Even outside of its tonal significance, that oppressive dread is really important to FF7’s story. Almost from the get-go, things don’t seem quite right with Cloud, what with the way that voice seems to nag at his mind and guide his actions, the way Sephiroth’s proximity makes him flip out. It goes full crazy after the Temple of the Ancients, where Cloud beats the hell out of Aeris to the point where your friends have to pull you off her. The next time you see her, she’s praying alone. When Cloud walks up to her and the player interacts, he pulls out his sword. There’s a dawning sense of horror as any button makes him lift it higher, until even your attempts to find a way to cancel it leaves the sword quaking at its peak height. Where the script had before taken over and shown that Cloud was losing it, so too does the player lose control of their actions. It’s impactful. When you snap out it, Sephiroth descends from the sky and finishes the job for you. A few hours later, the story reveals itself: you weren’t pursuing Sephiroth, you were being summoned to him, turning its linear progression to a virtue. Several times, Final Fantasy VII’s narrative becomes a postmodern rumination on player agency without being arrogant about it.
I sympathize with the trepidation some have with Cloud- his initial loner schtick is off-putting and it’s ultimately only a cover for a ball of neuroses. The scene where he reconstructs his fractured psyche was a chance to inject some timely 90’s psychoanalysis through existential melodrama. The hero/villain relationship between he and Sephiroth is strange and sordid but those two characters have endured like few others in videogames. You might just not care for the fact one is a schizophrenic that stole another guys identity and the other is a clone of a man created by an organism that fell from space.
The story of how Jenova fell from the sky is an interesting conceit for a parable on environmentalism, and allows the narrative to address nature and humanity being corrupted without making it seem like the inevitable conclusion to either, the logical result of humans being alive. It had altered the planet and people’s minds and needed to be purged. When Cloud and Sephiroth meet in the depths of the crater Jenova made when it fell to the planet, their high-polygon final showdown is given the weight of two men settling their own separate identities.
Final Fantasy VII hit videogames so hard that aside from minor changes of scale, neither of the following two PS1 games ventured that far away from the ideas it implemented, and in fact, reigned in some of its unrelenting ambition.

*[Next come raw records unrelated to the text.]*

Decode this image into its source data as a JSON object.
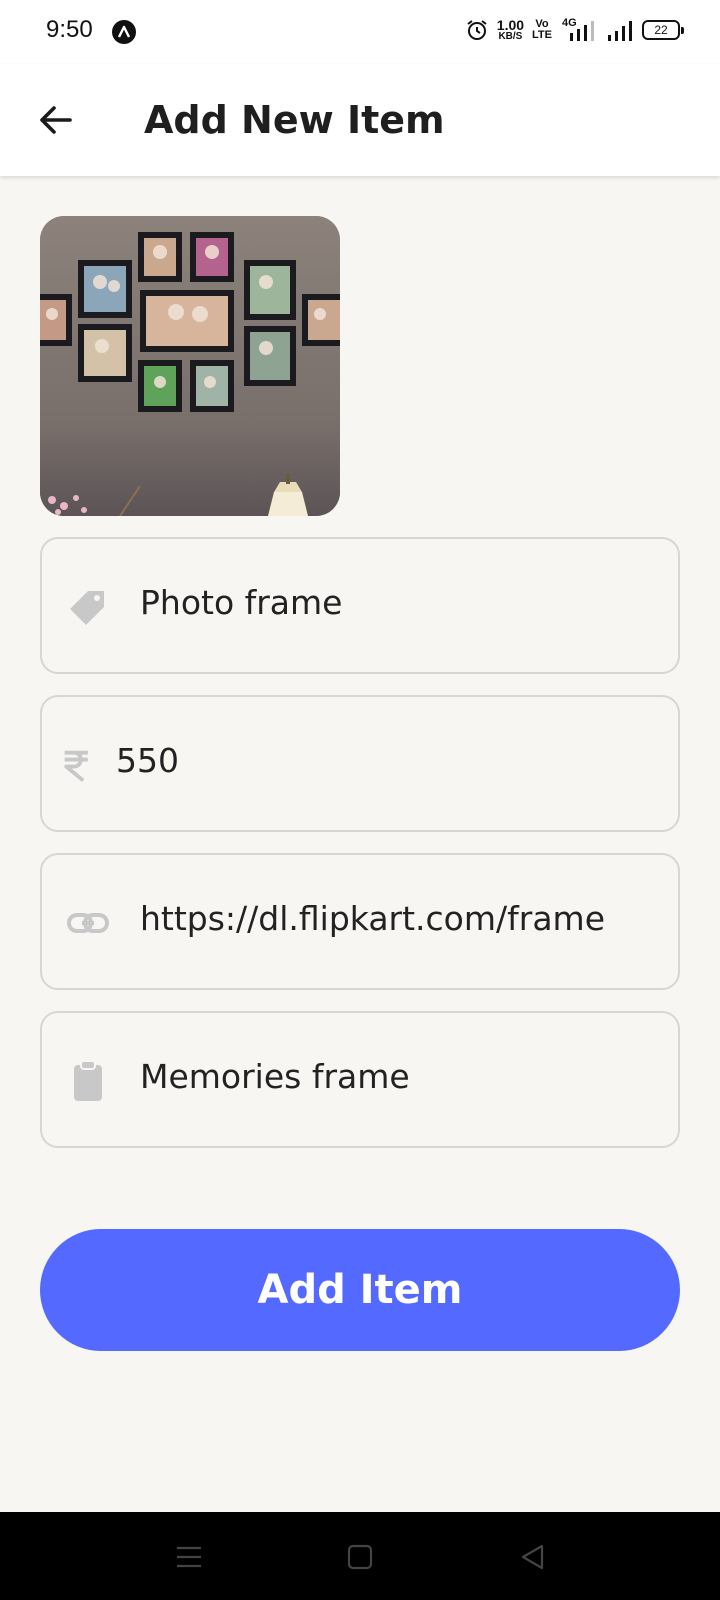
{
  "status_bar": {
    "time": "9:50",
    "net_speed_value": "1.00",
    "net_speed_unit": "KB/S",
    "volte_top": "Vo",
    "volte_bottom": "LTE",
    "network_type": "4G",
    "battery_level": "22"
  },
  "app_bar": {
    "title": "Add New Item"
  },
  "form": {
    "name_value": "Photo frame",
    "price_value": "550",
    "link_value": "https://dl.flipkart.com/frame",
    "description_value": "Memories frame",
    "submit_label": "Add Item"
  },
  "colors": {
    "primary": "#5469ff",
    "background": "#f8f6f3",
    "icon_gray": "#c8c8c8"
  },
  "icons": [
    "back-arrow-icon",
    "tag-icon",
    "rupee-icon",
    "link-icon",
    "clipboard-icon",
    "menu-icon",
    "home-square-icon",
    "back-triangle-icon"
  ]
}
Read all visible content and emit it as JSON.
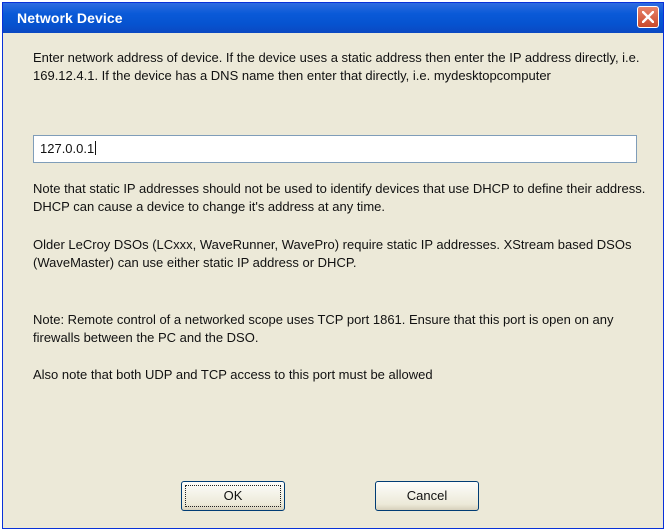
{
  "window": {
    "title": "Network Device",
    "close_icon": "close-icon"
  },
  "instructions": "Enter network address of device. If the device uses a static address then enter the IP address directly, i.e. 169.12.4.1. If the device has a DNS name then enter that directly, i.e. mydesktopcomputer",
  "address_field": {
    "value": "127.0.0.1"
  },
  "notes": {
    "dhcp": "Note that static IP addresses should not be used to identify devices that use DHCP to define their address. DHCP can cause a device to change it's address at any time.",
    "older_dsos": "Older LeCroy DSOs (LCxxx, WaveRunner, WavePro) require static IP addresses. XStream based DSOs (WaveMaster) can use either static IP address or DHCP.",
    "remote_control": "Note: Remote control of a networked scope uses TCP port 1861. Ensure that this port is open on any firewalls between the PC and the DSO.",
    "udp_tcp": "Also note that both UDP and TCP access to this port must be allowed"
  },
  "buttons": {
    "ok_label": "OK",
    "cancel_label": "Cancel"
  },
  "colors": {
    "titlebar": "#0653d0",
    "dialog_bg": "#ece9d8",
    "close_button": "#d1552f"
  }
}
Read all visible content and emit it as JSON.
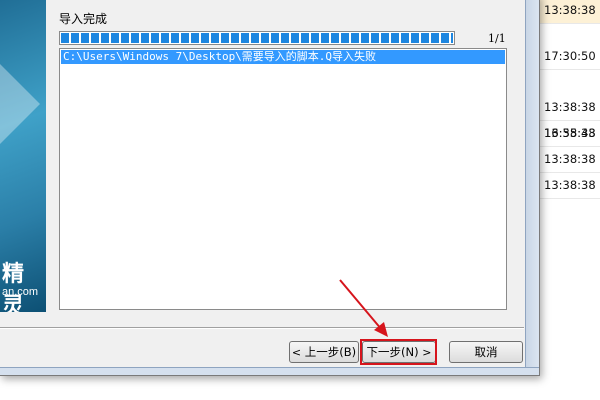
{
  "background_list": {
    "rows": [
      {
        "time": "13:38:38",
        "highlighted": true
      },
      {
        "time": "17:30:50",
        "highlighted": false
      },
      {
        "time": "13:38:38",
        "highlighted": false
      },
      {
        "time": "13:38:38",
        "highlighted": false
      },
      {
        "time": "16:55:43",
        "highlighted": false
      },
      {
        "time": "13:38:38",
        "highlighted": false
      },
      {
        "time": "13:38:38",
        "highlighted": false
      }
    ]
  },
  "dialog": {
    "section_title": "导入完成",
    "progress": {
      "fraction": 1.0,
      "count_text": "1/1"
    },
    "log_items": [
      "C:\\Users\\Windows 7\\Desktop\\需要导入的脚本.Q导入失败"
    ],
    "banner": {
      "brand_text": "精灵",
      "site_text": "an.com"
    },
    "buttons": {
      "back": {
        "label": "上一步(B)",
        "chev": "<"
      },
      "next": {
        "label": "下一步(N)",
        "chev": ">"
      },
      "cancel": {
        "label": "取消"
      }
    }
  },
  "colors": {
    "progress_fill": "#1d86e0",
    "selection": "#3399ff",
    "annotation": "#d6141c",
    "row_highlight": "#fdf1d6"
  },
  "icons": {
    "annotation": "red-arrow-icon"
  }
}
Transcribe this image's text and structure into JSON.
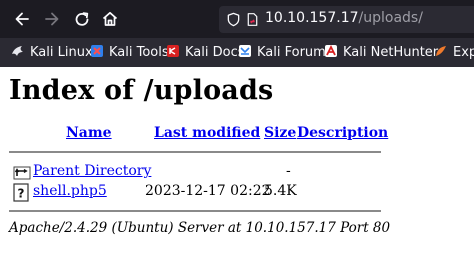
{
  "browser": {
    "url_host": "10.10.157.17",
    "url_path": "/uploads/",
    "icons": {
      "back": "arrow-left-icon",
      "forward": "arrow-right-icon",
      "reload": "reload-icon",
      "home": "home-icon",
      "security": "shield-icon",
      "page_info": "page-info-icon"
    },
    "colors": {
      "toolbar_bg": "#1c1b22",
      "urlbar_bg": "#2b2a33",
      "text": "#fbfbfe"
    }
  },
  "bookmarks": [
    {
      "label": "Kali Linux",
      "icon": "kali-dragon-icon"
    },
    {
      "label": "Kali Tools",
      "icon": "kali-tools-icon"
    },
    {
      "label": "Kali Docs",
      "icon": "kali-docs-icon"
    },
    {
      "label": "Kali Forums",
      "icon": "kali-forums-icon"
    },
    {
      "label": "Kali NetHunter",
      "icon": "nethunter-icon"
    },
    {
      "label": "Expla",
      "icon": "exploit-db-icon"
    }
  ],
  "page": {
    "title": "Index of /uploads",
    "columns": [
      "Name",
      "Last modified",
      "Size",
      "Description"
    ],
    "rows": [
      {
        "name": "Parent Directory",
        "modified": "",
        "size": "-",
        "description": "",
        "icon": "back-folder-icon"
      },
      {
        "name": "shell.php5",
        "modified": "2023-12-17 02:22",
        "size": "5.4K",
        "description": "",
        "icon": "unknown-file-icon"
      }
    ],
    "footer": "Apache/2.4.29 (Ubuntu) Server at 10.10.157.17 Port 80",
    "colors": {
      "link": "#0000ee",
      "rule": "#8a8a8a"
    }
  }
}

Compare that to how different 10 is from 12 despite being powered by the same tech. Final Fantasy VII took the traditional FF form as far as it could go. It’s an important milestone in history, both for videogames and my life.